"It feels like the Wild West," said Daniel Cook, a chief creative officer of Spry Fox. "There are a lot of very, very powerful people. There's a lot of money. There are smaller companies, and there are also people who have learned from history that cloning is a valid business model, and they're going to build out entire companies around that concept."
Representatives from Gamenauts and 6waves were not immediately available for comment.
Many small game companies share a fear of one big game developer: Zynga, the publicly traded maker of popular games like FarmVille and Words With Friends. The sentiment among many small game makers is that it is a matter of when, not if, Zynga will clone a game after it becomes successful. In Zynga's offices, screenshots of competitors' games were sometimes taped to the wall, said two former employees who spoke on the condition of anonymity for fear of retribution, while management goaded teams to "fast-follow," or reproduce, their rivals' best features.
When asked about how it creates games, John Schappert, Zynga's chief operating officer, said he did not think of Zynga as a clone maker, but as an innovator. He said that Tiny Tower was not the first tower game, as many titles in this genre, like Sim Tower, had preceded it. He said Zynga's mission was to win over consumers with the best quality games of each genre.
The issue of copying, Mr. Schappert said, is not unique to games, but for the entertainment industry as a whole. He compared the game industry to the movie industry, where new films always borrow ideas from older ones.
"The winner is the one with the best ideas, the best script writing, the best actors, the best cinematography," he said. "It's the same thing here. We have to earn the engagement of the consumer. This is entertainment."
"Who's going to win?" Mr. Schappert asked. "The winners are going to be the consumers, because they're going to get the best game possible."
The founders of Vlambeer, the maker of Radical Fishing, said they disagreed that cloning was good for consumers. They said cloning would make it more difficult for small companies to take risks on new ideas, but easy for big companies to succeed by rehashing old ideas. As a result, all new games could look extremely alike and unoriginal.
"If we go into that sort of spiral we'll end up in a place where there's only cloners, and there's a limited amount of creativity happening," Mr. Ismail said. "That's the biggest horror scenario."
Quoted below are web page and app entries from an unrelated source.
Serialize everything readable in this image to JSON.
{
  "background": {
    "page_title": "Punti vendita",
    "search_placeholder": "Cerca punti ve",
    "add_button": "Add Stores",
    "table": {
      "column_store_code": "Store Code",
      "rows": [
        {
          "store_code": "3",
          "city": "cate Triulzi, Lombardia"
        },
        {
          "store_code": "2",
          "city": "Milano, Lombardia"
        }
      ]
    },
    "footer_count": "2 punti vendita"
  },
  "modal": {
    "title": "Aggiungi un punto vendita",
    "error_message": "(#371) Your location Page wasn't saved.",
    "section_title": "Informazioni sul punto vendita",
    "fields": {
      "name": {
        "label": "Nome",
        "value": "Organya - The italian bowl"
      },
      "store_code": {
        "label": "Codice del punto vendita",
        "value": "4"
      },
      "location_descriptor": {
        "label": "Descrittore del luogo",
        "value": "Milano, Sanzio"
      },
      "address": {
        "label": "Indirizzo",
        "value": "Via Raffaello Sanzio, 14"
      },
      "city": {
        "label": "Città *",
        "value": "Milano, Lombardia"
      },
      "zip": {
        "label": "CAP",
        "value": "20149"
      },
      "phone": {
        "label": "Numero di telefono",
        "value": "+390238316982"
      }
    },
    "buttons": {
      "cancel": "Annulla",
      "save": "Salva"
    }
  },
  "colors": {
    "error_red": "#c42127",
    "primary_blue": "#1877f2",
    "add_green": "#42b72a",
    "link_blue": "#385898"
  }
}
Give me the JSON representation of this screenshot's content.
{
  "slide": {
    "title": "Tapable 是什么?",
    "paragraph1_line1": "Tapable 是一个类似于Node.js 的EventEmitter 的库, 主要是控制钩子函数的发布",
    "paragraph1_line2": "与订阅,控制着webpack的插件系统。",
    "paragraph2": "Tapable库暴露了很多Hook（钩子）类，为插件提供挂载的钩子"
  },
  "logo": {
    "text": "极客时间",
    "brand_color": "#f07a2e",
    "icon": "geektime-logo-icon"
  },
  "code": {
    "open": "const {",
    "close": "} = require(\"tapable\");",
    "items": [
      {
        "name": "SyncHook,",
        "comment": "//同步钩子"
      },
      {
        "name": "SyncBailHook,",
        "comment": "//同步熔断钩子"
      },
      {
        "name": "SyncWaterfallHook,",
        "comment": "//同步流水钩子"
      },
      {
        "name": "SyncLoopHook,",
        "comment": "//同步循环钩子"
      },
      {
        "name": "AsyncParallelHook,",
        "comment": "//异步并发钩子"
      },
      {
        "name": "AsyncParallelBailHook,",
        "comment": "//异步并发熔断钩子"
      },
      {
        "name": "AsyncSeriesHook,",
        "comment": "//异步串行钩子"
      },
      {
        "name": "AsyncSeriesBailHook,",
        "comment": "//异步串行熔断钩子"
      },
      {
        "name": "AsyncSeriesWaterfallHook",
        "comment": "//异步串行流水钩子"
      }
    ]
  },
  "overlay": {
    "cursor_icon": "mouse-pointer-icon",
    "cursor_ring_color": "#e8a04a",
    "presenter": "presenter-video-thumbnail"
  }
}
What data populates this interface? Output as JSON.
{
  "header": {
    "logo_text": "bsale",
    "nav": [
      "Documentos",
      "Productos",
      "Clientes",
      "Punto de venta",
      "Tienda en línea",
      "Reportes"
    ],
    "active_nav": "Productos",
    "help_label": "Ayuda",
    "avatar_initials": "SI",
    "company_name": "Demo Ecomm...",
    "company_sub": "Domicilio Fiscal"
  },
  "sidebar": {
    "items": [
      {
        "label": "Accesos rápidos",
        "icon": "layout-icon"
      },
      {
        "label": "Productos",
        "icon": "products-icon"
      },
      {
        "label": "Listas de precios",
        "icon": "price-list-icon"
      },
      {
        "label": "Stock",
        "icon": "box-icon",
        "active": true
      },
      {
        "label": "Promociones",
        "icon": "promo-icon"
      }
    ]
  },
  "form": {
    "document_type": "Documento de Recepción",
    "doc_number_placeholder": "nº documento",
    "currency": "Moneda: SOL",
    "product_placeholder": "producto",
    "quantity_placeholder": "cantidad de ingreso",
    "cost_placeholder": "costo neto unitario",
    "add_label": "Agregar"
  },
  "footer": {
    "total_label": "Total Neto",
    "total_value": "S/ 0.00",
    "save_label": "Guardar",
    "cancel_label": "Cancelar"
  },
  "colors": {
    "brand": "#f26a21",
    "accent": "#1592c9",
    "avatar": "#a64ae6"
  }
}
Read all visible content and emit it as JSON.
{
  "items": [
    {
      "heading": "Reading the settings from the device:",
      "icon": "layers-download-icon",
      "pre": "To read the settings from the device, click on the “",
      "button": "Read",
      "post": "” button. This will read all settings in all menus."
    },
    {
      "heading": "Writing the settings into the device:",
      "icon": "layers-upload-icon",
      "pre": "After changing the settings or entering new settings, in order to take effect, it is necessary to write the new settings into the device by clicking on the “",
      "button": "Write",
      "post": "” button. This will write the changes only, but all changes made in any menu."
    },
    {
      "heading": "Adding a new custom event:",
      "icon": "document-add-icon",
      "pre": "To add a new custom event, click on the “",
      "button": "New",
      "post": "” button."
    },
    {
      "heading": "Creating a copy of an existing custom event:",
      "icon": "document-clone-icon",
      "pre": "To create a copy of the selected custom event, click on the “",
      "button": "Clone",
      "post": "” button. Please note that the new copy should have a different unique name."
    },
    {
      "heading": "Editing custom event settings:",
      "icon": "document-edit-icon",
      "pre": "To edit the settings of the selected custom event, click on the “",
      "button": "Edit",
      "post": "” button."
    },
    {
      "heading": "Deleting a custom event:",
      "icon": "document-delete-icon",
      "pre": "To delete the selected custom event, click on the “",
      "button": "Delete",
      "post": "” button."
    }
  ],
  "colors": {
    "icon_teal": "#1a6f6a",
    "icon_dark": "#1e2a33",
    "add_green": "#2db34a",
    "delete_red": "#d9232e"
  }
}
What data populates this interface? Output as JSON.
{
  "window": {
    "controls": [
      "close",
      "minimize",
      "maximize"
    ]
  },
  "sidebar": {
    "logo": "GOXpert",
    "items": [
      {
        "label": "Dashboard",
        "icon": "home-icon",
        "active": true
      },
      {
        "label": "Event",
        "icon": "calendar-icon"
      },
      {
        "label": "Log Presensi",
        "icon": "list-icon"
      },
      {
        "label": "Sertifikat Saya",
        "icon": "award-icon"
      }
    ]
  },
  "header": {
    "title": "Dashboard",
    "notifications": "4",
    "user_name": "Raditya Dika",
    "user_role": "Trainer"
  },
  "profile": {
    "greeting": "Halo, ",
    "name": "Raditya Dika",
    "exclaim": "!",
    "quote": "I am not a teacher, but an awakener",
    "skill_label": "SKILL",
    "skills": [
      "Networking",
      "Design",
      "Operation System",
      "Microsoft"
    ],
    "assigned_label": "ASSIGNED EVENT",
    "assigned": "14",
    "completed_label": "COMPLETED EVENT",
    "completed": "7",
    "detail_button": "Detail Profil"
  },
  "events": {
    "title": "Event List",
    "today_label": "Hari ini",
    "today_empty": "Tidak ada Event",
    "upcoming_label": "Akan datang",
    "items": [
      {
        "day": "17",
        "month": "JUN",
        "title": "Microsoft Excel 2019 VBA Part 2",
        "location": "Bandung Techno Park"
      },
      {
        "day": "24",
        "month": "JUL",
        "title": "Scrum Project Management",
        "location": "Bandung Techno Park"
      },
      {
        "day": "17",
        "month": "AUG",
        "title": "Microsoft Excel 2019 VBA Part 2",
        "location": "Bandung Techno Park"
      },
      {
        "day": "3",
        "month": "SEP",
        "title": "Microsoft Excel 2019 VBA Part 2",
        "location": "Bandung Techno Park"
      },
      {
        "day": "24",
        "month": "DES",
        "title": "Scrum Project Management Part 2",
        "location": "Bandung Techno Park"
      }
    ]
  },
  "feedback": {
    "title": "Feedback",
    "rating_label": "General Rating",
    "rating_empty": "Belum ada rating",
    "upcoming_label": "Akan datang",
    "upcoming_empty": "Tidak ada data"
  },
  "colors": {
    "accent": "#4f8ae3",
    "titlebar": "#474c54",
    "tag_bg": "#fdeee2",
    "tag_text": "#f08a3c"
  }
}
Zynga itself has fought the issue of cloning. In 2011, Zynga filed a lawsuit against Vostu, a Brazilian company, accusing it of blatantly copying Zynga's games.
In the end, NimbleBit resorted only to public shaming as a recourse. The maker of Tiny Tower published a graphic stacking screenshots of the two games side by side to show how closely they resembled each other.
NimbleBit wrote in the graphic: "Good luck with your game, we are looking forward to inspiring you with our future games!"
Evelyn M. Rusli contributed reporting.
First Published March 12, 2012 12:00 am